A little over a year ago, a routine audit at Wal-Mart reported a few missing exit signs at the company's stores and warehouses. As the audit continued, more and more signs turned up missing, and a month ago, Wal-Mart revealed that as many as 20% of the 70,000 signs at its 4500 facilities cannot be accounted for, a stunning total of 15,800 signs in all.
This would be of no particular concern -- except that the signs are radioactive. They contain tritium gas, a form of hydrogen which is used for emergency exit signs because of its ability to glow in the dark when the power goes out.
The signs are being stolen (probably by underpaid Wal-Mart employees) because Tritium is valuable and cannot be traced. The same glow-in-the-dark ability used in the exit signs makes it popular for gun sights, and other night-time powerless illumination devices.
The claim that this is all a dirty bomb plot is a bit silly when you realize that the instant tritium is released, it floats upward
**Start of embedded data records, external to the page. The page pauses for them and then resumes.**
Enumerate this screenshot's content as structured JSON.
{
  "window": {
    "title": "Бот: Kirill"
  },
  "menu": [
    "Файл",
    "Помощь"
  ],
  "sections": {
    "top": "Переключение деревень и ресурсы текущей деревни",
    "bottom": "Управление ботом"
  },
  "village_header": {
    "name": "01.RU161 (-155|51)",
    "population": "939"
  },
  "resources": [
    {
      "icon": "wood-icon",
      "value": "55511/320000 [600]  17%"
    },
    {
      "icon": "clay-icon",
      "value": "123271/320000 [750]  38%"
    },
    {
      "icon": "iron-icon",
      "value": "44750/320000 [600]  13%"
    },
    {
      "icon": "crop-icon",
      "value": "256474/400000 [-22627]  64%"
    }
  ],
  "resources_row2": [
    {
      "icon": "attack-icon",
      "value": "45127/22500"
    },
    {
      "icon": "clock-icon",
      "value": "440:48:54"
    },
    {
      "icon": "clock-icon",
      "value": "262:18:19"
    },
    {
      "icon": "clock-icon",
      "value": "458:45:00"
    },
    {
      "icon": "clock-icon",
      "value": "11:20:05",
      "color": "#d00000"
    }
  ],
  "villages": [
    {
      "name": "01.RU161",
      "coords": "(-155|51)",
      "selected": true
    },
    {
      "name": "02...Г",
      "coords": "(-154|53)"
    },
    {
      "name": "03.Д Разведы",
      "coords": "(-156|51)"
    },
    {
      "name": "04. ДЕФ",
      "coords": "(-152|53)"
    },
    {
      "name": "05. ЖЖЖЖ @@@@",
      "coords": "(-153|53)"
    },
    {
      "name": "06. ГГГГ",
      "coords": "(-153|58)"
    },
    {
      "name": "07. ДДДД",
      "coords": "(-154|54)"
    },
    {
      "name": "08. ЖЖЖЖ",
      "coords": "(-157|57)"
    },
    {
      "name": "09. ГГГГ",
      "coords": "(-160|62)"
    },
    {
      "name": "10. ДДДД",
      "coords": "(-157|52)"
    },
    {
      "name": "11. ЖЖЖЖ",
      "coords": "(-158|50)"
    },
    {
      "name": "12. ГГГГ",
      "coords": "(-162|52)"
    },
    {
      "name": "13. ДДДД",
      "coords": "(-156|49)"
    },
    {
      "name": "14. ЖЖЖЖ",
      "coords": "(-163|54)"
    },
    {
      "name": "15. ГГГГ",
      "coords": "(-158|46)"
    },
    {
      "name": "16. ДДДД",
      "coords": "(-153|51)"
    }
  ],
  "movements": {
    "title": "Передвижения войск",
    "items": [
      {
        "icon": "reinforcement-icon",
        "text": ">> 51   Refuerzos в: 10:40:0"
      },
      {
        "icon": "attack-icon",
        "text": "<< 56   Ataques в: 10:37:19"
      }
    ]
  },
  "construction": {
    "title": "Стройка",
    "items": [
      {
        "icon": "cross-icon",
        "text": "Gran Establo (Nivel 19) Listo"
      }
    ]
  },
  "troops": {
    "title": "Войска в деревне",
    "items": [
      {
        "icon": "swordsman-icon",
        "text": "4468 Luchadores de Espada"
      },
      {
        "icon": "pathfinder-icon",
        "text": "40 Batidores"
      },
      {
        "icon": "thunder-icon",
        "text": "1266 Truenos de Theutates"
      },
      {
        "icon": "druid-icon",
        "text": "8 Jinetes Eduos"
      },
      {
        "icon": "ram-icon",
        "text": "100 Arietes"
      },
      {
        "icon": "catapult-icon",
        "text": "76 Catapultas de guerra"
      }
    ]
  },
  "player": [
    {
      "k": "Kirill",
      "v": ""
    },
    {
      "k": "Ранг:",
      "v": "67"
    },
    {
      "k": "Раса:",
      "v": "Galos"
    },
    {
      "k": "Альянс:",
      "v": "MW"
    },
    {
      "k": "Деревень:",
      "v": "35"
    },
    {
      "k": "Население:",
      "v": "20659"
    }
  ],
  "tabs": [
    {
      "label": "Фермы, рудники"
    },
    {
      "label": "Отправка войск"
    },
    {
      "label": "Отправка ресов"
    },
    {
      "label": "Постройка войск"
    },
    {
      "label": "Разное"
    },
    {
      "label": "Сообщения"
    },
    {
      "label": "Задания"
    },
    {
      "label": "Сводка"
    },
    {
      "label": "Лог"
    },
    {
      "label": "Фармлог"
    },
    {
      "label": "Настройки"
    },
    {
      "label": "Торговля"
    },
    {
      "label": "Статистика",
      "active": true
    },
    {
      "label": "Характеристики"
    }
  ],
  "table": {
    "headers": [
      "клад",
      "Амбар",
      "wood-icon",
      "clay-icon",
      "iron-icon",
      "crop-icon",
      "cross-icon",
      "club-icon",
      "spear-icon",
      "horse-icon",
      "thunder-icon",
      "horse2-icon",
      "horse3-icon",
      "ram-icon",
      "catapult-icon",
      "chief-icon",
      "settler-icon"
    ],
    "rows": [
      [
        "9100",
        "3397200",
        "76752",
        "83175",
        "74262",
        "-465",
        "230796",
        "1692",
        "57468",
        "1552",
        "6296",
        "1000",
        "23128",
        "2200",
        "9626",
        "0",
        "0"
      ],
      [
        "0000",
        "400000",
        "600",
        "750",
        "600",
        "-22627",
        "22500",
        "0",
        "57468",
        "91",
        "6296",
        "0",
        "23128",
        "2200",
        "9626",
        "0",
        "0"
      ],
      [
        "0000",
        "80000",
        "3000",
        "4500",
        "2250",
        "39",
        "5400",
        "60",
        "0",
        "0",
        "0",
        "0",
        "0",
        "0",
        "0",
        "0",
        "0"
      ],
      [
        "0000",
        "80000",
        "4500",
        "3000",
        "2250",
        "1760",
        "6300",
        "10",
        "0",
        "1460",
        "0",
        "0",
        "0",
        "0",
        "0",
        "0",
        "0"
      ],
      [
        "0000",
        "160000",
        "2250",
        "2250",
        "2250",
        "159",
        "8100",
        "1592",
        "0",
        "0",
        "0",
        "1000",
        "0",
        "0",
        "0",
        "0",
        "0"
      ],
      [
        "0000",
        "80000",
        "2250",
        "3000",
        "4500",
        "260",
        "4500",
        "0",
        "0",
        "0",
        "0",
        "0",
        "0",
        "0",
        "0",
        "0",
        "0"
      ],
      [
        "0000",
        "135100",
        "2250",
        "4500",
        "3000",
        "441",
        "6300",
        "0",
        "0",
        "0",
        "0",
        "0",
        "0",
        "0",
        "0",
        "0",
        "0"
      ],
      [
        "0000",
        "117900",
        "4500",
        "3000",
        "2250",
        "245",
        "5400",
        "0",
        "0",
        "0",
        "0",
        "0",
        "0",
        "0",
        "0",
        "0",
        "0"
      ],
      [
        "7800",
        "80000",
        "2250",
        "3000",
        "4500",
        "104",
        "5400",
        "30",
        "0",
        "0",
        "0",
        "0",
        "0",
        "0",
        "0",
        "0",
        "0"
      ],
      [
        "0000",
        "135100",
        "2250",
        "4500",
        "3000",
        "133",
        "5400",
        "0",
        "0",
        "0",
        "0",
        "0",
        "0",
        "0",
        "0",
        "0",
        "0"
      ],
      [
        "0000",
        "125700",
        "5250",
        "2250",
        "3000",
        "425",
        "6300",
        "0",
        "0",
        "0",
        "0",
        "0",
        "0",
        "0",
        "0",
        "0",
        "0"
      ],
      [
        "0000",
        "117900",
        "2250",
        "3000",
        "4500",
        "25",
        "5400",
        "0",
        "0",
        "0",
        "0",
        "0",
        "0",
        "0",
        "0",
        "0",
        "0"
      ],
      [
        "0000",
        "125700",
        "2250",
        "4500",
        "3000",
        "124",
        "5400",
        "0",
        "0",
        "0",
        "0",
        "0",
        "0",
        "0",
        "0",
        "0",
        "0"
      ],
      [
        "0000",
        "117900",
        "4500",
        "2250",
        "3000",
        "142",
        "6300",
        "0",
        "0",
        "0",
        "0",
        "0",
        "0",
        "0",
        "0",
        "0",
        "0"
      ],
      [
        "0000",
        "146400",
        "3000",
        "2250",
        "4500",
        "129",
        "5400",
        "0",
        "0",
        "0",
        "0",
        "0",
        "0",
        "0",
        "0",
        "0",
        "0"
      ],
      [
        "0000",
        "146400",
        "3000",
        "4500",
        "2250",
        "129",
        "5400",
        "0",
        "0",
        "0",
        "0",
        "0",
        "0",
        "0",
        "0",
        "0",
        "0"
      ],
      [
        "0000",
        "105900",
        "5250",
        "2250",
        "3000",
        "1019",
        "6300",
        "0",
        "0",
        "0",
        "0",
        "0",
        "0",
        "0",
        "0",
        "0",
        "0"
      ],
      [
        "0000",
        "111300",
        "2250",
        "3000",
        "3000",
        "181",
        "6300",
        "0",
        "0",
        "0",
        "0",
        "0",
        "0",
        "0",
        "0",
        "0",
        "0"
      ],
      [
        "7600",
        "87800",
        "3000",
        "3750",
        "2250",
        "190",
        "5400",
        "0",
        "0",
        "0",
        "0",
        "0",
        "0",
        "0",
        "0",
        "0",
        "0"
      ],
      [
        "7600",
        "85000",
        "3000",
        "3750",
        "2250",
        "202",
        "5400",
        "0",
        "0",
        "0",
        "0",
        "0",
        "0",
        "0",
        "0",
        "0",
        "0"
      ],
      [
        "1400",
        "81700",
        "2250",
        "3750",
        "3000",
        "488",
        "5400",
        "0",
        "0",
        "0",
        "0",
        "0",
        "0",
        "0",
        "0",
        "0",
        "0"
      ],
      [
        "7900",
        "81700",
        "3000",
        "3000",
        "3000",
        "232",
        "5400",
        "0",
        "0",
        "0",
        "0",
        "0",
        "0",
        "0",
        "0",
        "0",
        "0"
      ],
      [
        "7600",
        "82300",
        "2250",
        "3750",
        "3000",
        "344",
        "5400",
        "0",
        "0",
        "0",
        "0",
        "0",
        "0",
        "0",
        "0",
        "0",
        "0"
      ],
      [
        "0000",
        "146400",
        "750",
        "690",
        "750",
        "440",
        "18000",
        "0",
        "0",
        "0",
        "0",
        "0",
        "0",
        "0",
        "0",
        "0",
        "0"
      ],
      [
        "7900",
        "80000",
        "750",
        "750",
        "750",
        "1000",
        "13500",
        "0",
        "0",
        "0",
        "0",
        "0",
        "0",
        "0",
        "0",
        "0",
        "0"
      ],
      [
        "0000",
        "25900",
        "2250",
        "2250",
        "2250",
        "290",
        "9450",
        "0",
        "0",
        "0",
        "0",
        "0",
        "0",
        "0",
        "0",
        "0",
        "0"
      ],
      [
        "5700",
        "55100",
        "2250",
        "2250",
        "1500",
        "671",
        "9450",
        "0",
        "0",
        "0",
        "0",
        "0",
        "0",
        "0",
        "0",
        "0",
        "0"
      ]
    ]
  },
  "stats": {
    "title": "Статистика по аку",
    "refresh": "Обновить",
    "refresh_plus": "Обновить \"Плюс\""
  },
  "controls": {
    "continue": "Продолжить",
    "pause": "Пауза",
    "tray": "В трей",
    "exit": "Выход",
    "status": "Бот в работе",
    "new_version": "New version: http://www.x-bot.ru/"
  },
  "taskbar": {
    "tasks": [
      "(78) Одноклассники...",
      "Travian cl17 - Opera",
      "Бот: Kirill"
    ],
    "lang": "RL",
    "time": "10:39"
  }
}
(think Hindenburg) away from the ground and away from people. Yes, it will eventually combine with free oxygen to form water, but by that time it will have become so dilute as to be undetectable against background radiation.